Tuesday, March 17, 2009

The ever present credit card

I was recently asked if I thought credit cards should be banned. Wow... I never even thought of it.

What good would banning credit cards do? The problem isn't the availability of credit, it's the lack of self discipline and responsibility that allows abuse of a credit card.

And who would ban them? Should the government be responsible for parenting the entire population of the US??

Some people just have trouble controlling their spending and if they don't have credit cards, what are they going to do? I'll tell you what they do. They overdraw their checking accounts. They borrow money from family and friends. They get advances on their paychecks.

So maybe the government should require basic financial responsibility courses in high school. D'ya think it would ever fly??


  1. So the government should save us from ourselves? Because they are such a paragon of efficiency and competence? Sorry, preaching to the choir here I know.:)

    Even a lesson as simple as budgeting and living within your means in schools could do wonders. Fantastic idea! No one ever talked to me about any of those things as a teenager. My Dad, though frugal and financially wise, never really passed on the things he already knew. I think he assumed I would just follow his example, but I really needed to be told. You don't automatically understand compound interest and the slavery of debt just because your parents pay their bills on time. I got my first credit card at 18 and sadly, it was downhill from there:)

    If I had to learn the hard way, with a good example, what happens to kids who don't even have a good example? At least when I got my act together, I already knew what a frugal and simple lifestyle looked like.

    Thanks, Pat. As always, you give me much to think about. God Bless you:)

  2. Well said, Jayne, thanks. Another thought about teaching kids about money in school, though: These are government run schools... do we really want the government teaching our kids how to handle money??? :)

    I'm being facetious. Surely someone somewhere has the sense to write a curriculum that covers basic money sense.

  3. I questioned a high school counselor about this very thing a few years ago. I was very surprised to find out classes in budgeting, etc were offered but ONLY to those in general or special education classes. Seems those in charge of curriculum felt anyone in the business or college programs didn't need these classes because they 'would get it' by themselves.

  4. That doesn't make a bit of sense to me. You're supposed to just absorb it through your skin?

  5. Wow! In our rural area of Oklahoma, fiscal matters are taught in what used to be called home ec but is now domestic engineering or some such. The daughter of a friend, an R.N., teaches in a local highschool and says this is a popular segment of her course work, and that she has both male and female students for that segment. -- Budgeting, check book, use of credit, etc.

    Mo in Oklahoma

  6. I think there should be laws that make it illegal for credit card companies to target anyone under the age of 30. If that sounds too extreme, then the law should be that if you are under 25 your MAX credit card limit on all cards combined should be no more than $2000, and at age 30 that could increase to a MAX of $5000.

    There is NO reason that kids/young adults under 30 need $30,000 in credit card limits, and YES it does happen, it happened to me.

    Before you criticize me, YES I do make my payments, but it will be years before I can get my debt paid off.

    I didn't need 90% of the stuff I purchased on my credit cards, it was just the novelty of getting what I wanted, when I wanted it.

    I was brought up in a home w/ a limited income, my dad did use a credit card from time to time.
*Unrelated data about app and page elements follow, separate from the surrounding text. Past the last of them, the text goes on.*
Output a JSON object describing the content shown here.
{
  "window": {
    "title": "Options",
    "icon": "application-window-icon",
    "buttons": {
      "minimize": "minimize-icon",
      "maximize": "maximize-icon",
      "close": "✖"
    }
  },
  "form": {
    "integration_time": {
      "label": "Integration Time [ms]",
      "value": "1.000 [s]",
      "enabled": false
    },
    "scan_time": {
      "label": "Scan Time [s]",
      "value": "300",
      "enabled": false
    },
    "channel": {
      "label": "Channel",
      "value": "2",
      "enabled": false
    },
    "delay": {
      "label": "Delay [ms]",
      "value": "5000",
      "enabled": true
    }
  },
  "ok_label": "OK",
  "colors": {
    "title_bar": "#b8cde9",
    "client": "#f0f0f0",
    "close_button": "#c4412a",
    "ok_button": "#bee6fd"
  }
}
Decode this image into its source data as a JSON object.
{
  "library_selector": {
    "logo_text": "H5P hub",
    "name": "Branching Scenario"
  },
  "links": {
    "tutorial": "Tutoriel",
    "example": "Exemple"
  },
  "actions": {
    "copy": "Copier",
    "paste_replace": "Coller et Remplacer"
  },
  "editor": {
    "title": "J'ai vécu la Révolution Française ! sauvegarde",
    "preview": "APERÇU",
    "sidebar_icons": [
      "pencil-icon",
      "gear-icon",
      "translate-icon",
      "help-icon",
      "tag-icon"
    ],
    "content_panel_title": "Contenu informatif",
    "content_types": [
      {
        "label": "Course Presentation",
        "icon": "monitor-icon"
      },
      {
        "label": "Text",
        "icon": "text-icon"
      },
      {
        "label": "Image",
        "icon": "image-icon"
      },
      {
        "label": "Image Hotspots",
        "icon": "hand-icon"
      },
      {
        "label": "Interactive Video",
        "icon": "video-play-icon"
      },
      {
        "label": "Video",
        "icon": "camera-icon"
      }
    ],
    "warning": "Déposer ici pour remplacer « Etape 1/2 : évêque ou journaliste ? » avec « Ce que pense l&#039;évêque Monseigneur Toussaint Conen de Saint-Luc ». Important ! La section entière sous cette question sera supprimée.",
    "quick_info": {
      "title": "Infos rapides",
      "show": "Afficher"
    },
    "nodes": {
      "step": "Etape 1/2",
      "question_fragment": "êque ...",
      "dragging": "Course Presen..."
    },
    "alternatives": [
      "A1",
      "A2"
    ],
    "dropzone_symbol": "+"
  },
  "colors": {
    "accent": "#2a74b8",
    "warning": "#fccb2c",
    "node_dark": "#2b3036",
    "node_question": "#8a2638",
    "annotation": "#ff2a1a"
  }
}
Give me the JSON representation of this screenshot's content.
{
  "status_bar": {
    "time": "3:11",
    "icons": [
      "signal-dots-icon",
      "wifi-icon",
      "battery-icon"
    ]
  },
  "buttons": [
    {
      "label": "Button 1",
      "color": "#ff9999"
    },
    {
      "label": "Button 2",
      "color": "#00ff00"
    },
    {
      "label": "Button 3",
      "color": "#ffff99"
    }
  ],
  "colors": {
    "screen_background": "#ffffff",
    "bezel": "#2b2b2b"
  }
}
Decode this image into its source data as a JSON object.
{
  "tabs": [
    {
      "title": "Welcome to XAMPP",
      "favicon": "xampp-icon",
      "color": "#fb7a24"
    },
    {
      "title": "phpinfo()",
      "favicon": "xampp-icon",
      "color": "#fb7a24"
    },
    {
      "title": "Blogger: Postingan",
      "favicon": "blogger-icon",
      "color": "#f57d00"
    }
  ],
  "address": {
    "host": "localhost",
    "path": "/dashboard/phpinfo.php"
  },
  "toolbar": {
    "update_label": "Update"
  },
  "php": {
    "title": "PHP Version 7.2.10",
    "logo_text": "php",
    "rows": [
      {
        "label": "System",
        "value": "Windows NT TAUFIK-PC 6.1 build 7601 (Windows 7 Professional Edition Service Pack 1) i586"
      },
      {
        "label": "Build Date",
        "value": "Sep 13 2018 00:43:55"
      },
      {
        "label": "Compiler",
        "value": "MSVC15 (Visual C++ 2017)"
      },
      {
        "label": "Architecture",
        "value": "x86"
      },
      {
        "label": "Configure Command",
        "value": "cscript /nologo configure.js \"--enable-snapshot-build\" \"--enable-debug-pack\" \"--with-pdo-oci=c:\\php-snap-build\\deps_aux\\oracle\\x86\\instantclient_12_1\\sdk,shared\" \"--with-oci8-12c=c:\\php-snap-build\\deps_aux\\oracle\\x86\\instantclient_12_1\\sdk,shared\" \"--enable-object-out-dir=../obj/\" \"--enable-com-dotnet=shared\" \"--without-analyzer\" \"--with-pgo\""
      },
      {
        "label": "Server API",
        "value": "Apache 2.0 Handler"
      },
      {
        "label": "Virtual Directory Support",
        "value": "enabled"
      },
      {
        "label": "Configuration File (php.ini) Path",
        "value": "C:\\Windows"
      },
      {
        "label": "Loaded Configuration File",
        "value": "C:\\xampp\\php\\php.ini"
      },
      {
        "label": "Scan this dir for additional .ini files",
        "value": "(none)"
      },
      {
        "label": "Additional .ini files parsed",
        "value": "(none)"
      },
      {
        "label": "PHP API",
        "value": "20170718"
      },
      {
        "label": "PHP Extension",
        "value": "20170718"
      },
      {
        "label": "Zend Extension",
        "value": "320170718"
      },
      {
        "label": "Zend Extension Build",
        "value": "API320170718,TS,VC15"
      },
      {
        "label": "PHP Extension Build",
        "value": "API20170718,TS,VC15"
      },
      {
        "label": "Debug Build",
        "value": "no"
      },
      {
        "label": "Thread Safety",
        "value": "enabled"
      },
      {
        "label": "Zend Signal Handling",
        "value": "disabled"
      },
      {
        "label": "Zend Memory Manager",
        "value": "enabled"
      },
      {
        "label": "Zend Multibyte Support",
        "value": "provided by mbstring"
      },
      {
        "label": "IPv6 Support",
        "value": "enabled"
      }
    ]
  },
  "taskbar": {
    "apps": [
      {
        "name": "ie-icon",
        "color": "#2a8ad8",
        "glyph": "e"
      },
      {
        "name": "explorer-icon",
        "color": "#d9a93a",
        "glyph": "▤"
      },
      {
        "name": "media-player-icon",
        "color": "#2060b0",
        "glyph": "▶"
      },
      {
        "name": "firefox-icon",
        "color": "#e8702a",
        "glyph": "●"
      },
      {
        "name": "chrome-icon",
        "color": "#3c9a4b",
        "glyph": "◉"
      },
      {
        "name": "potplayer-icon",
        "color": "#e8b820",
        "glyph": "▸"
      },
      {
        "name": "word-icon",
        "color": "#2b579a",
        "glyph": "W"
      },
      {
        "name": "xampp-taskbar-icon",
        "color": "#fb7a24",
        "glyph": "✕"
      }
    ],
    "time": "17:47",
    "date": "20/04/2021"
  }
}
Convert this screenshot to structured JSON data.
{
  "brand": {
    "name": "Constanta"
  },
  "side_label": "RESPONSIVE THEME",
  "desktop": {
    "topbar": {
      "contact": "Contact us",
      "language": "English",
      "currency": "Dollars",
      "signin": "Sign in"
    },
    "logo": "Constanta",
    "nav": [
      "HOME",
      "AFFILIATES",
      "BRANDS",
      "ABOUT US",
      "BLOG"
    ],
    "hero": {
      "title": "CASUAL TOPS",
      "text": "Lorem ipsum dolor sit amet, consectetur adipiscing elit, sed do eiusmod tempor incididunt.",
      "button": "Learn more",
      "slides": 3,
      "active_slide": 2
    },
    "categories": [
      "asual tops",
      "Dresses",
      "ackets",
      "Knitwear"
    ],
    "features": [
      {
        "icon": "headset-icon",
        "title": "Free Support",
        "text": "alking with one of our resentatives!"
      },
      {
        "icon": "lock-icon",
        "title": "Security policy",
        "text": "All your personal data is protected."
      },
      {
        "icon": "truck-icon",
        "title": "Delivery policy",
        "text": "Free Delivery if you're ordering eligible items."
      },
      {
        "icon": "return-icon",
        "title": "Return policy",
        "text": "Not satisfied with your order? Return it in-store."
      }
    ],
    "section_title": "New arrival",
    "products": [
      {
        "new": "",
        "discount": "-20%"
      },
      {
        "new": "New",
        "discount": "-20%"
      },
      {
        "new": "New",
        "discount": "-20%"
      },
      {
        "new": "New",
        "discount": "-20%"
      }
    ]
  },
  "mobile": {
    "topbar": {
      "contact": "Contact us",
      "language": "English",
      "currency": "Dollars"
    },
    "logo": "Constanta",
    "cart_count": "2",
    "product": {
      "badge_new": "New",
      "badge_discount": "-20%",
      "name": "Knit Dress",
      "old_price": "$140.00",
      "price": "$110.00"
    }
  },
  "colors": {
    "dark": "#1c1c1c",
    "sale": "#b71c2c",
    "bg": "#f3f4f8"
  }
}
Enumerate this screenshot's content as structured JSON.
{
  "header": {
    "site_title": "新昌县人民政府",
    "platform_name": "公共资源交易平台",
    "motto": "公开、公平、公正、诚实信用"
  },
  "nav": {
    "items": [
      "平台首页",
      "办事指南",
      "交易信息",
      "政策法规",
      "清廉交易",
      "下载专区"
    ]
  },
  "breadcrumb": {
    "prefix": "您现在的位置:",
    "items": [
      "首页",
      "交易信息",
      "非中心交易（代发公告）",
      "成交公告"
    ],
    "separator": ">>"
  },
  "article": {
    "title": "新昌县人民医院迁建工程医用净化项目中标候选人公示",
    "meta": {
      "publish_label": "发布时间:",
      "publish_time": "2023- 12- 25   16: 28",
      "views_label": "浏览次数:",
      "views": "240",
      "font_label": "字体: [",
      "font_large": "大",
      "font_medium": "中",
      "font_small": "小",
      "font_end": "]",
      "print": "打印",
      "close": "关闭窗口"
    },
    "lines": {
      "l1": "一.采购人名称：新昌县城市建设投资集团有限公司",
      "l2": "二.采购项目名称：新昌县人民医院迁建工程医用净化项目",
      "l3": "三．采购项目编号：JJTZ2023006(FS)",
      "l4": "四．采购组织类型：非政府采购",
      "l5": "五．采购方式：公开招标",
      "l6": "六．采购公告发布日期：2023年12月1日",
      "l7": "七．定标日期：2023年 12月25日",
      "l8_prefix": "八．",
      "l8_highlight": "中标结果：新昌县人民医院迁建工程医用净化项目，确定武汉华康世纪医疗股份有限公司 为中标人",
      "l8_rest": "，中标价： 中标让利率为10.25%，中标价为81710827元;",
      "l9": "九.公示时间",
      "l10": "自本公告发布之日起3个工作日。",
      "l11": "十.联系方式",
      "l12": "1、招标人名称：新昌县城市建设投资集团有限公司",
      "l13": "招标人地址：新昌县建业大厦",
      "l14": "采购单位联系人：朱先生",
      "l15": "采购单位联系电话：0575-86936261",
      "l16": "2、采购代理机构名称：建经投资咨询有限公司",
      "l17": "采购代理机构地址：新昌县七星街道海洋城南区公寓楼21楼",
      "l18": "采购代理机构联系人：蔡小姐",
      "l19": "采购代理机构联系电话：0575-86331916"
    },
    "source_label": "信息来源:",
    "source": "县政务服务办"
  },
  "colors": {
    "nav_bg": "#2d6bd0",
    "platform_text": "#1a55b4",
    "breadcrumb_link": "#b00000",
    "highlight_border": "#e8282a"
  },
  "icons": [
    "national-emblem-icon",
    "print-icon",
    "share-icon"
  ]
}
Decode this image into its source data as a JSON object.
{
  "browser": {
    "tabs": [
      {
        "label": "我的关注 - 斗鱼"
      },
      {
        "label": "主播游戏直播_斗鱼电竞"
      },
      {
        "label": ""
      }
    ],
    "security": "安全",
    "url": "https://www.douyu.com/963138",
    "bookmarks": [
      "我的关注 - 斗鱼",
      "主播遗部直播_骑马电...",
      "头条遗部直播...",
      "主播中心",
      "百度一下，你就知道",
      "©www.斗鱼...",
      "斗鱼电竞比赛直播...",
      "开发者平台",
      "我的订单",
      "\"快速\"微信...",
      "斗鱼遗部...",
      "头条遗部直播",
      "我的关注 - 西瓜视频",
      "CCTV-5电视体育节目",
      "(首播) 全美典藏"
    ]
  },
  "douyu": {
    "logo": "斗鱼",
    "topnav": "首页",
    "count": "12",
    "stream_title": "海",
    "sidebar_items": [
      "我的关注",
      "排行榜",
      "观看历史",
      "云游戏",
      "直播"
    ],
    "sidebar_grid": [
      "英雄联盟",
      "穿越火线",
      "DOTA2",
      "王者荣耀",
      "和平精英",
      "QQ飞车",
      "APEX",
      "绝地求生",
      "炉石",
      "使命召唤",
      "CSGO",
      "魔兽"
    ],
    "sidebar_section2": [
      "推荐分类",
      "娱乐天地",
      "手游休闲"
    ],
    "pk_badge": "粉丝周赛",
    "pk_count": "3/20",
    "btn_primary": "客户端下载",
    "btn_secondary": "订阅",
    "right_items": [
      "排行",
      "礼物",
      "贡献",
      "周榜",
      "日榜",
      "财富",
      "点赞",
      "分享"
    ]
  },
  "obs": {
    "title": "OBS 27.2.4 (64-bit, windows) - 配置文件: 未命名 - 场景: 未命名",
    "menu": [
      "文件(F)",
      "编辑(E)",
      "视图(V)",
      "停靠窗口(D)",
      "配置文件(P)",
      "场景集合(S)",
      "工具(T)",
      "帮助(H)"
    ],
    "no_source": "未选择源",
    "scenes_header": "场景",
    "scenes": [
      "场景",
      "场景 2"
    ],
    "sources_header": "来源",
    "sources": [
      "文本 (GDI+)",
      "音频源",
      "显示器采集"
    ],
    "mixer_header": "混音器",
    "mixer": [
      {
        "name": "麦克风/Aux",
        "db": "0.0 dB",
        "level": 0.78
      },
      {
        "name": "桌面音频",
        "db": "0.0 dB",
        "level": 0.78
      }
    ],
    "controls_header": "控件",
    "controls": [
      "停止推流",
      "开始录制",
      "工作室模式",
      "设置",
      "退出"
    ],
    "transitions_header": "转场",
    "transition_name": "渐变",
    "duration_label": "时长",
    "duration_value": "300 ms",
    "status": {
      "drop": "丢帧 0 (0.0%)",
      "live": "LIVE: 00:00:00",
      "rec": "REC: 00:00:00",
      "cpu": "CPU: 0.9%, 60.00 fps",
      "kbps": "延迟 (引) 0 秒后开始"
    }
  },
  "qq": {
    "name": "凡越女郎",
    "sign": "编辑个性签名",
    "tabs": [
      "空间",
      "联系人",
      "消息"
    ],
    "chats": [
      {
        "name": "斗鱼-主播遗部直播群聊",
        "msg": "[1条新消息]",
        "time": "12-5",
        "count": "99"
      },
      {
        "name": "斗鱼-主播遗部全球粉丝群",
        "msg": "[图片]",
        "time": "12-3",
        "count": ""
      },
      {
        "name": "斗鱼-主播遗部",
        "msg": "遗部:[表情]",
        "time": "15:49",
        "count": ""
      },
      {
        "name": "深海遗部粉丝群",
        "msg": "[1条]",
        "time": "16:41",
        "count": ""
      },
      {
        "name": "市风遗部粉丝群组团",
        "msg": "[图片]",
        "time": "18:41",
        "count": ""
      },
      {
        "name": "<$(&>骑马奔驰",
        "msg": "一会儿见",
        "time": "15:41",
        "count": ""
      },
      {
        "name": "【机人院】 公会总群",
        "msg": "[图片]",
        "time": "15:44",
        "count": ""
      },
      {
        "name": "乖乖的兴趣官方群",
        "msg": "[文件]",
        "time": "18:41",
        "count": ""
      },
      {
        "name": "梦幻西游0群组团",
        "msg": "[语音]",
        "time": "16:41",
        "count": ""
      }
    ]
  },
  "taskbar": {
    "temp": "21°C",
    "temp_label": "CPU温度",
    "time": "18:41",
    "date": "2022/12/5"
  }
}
We were taught how to manage bills, we weren't given anything, we earned money working on the farm.

    It's just when you get out in the real world, as a college kid you think you are invincible. I learned the hard way, I wish the credit cards weren't made available to me so easily!


  7. FYI--I graduated from a public high school in Missouri 5 years ago and was the second graduating class required to take a personal finance course. While it was mostly centered around personal finance and budgeting, we also explored career options. I can't remember many details of this class, but it was a graduation requirement. I'm not sure if it was a state law or something that our district decided to implement.

    Another thing--I would cry if credit cards were illegal! I pay my balance off every month and earn around $200 a year in gift cards that I usually use to buy Christmas gifts. I don't think my high school class taught me to live within my means, though. I was fortunate enough to be taught by my mom from an early age.

  8. Oh how I wish the public schools would teach practical math instead of just the same old same old. Teens can graduate from high school knowing how to add jibbles and dribbles (squiggly lines) but not know how to balance a check book or even the value of a dollar! Now I in all my 50 years have never had to add a jibble or a dribble but I have had to learn how to balance a check book! When young ones think that $2.99 for a smoothie at their local fast food joint is a bargain you now somethings wrong!!